**ABOUT THIS EXERCISE**: In which lines of the data does the string "selects" appear? Copy every one.
[Opening DATA PROVIDED section]
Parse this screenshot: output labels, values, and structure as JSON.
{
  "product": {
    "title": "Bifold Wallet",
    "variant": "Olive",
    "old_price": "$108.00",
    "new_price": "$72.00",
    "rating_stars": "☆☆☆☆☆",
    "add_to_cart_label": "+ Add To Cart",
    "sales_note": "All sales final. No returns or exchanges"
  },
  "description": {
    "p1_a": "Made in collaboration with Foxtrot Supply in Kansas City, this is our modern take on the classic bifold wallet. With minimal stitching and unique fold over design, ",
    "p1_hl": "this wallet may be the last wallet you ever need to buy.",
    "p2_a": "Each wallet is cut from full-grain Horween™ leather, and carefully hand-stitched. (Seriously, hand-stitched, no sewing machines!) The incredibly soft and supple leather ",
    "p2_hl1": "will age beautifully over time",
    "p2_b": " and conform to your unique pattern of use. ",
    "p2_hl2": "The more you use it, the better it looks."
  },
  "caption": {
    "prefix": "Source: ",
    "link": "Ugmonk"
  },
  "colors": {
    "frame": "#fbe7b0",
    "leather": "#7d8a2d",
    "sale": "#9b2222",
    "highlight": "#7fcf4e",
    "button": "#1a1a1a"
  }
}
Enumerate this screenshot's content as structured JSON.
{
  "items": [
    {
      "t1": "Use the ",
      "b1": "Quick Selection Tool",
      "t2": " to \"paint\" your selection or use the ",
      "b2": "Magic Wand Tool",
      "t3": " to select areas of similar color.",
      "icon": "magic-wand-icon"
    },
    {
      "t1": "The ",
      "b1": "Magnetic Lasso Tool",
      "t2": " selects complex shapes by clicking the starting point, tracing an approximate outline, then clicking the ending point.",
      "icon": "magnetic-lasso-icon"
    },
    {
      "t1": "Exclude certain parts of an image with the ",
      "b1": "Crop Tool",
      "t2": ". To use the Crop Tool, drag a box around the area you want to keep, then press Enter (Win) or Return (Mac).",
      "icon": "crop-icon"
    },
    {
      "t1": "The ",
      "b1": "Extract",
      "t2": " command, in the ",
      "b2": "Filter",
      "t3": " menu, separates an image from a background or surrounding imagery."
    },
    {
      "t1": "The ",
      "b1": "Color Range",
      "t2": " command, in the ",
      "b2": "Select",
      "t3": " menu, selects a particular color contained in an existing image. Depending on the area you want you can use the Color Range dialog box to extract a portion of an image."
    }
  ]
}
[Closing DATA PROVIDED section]
**WRITTEN REPLY**:
      "t2": " selects complex shapes by clicking the starting point, tracing an approximate outline, then clicking the ending point.",
      "t3": " menu, selects a particular color contained in an existing image. Depending on the area you want you can use the Color Range dialog box to extract a portion of an image."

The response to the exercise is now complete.